A great coach will challenge you to understand what your identity is, challenge what your belief systems are and challenges you to get clear on the outcome you want and the decisions you're making and your actions.

A great coach needs to understand where you have come from to understand the motivations behind where you are going, but we don't live there. We take what we can get from the past and become cognisant of the reasons why you are acting in a certain way, so we move forward. We put in place mechanisms and strategies to allow you to get clear on your paths and how you can achieve what you want.

If you have a clinical issue (such as anxiety and depression, etc.), these need to be dealt with by a medical professional and proper clinical techniques. As a coach, I would refer you on to somebody to receive the right help.


What advice would you give somebody afraid to take a step towards a career change or moving onto the next thing?

Fear is such an interesting thing, particularly as women, we are plagued by fear and self-doubt. I would say to ask yourself, what if self-doubt was no longer an option for me, what would I do?

The answer will be I'd make the change and do what I want to do. Then you should ask yourself, what do I need to make that change? You need to find your source of courage to take action. The way you do that is to think of yourself positively and see that there's only one of you - you are unique and have a special gift to offer to the world. That's the truth. You need to find comfort in that and remind yourself of the reasons you want to change.

It's acknowledging the fear, but you have to find a way to let it go. The way you let it go is by being confident in what you have to offer and go for it. What's the worst thing that can happen?

It might not work out, but that's okay, you can try a different way. Make sure you don't do yourself a disservice and underestimate the impact that you can make.
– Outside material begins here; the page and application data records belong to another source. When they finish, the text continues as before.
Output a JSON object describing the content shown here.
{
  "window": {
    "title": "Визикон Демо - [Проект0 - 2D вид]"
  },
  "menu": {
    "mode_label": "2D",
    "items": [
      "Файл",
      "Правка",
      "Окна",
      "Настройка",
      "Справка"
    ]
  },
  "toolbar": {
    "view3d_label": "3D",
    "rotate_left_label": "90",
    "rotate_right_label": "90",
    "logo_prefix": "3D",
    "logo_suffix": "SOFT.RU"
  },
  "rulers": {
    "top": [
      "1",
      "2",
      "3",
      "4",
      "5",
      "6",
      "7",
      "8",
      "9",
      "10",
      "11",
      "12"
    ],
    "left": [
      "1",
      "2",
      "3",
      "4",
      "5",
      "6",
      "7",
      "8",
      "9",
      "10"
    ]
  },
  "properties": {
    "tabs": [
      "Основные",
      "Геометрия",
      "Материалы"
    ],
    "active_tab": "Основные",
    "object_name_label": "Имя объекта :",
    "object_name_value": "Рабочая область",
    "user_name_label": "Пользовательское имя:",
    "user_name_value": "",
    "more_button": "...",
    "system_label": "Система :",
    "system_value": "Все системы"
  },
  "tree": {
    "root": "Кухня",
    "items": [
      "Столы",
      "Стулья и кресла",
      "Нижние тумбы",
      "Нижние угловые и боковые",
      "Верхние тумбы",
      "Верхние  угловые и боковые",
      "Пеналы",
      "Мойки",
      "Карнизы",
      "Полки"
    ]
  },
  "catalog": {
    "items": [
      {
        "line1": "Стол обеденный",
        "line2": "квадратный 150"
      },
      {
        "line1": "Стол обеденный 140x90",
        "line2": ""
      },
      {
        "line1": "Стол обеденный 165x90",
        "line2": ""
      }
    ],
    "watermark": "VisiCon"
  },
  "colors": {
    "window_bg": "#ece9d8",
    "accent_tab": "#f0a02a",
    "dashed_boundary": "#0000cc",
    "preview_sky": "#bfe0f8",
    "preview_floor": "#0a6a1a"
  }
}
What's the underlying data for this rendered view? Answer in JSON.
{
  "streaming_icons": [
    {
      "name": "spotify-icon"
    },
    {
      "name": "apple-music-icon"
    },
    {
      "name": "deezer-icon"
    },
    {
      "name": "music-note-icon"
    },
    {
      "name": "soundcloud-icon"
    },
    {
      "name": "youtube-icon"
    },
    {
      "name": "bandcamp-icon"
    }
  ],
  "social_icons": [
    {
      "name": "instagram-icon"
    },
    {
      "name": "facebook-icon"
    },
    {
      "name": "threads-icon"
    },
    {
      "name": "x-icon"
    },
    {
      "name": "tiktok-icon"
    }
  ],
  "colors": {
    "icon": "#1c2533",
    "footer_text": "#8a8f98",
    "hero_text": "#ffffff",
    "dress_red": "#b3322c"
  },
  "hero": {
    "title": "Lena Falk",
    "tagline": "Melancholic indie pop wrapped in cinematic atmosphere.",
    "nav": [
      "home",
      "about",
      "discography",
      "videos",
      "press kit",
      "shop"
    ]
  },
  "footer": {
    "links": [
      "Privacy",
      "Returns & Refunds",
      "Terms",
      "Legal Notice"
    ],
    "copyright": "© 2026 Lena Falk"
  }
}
Keeping your purpose locked away can make you unhappy, and time goes by so fast. It sounds morbid but think of yourself on your deathbed and think of what you would say to yourself if you didn't try this out. Ask, if you don't do this, would that be okay?

I wanted to finish on the positives from making your career change and the impact on your wider life.


I realised that one of my most important values is freedom, and I never really thought it was. Stepping away from the corporate work gave me the freedom to choose when I work, what I do, and how I do it.

When you have a 9 - 5 (or 9 - midnight) job, people are effectively paying you for your life. It is incredibly empowering to step away from that, but it does mean you have to be disciplined, structured and persistent.

The corporate world wasn't for me, but I learnt so much, it gave me the skills and the ability to do what I'm doing now. If I didn't follow my career path, I wouldn't be who I am now. The critical point is, don't look back on what you've done with regret; yes, it didn't make you happy, but that's okay to change it. In the workplace, you learn resilience, soft-skills, time-management, project-management, leadership, influence, impact and so many essential things that you can use when starting your own business or transitioning to the creative space.

Those ten years were invaluable, but I'm glad to be moving forward.

I think that's a fantastic note to end on, thank you so much.

You're so welcome, thank you!

Join our monthly rebel inspo letter
  • Instagram
  • LinkedIn Social Icon
  • YouTube

© Rachel Matthews 2020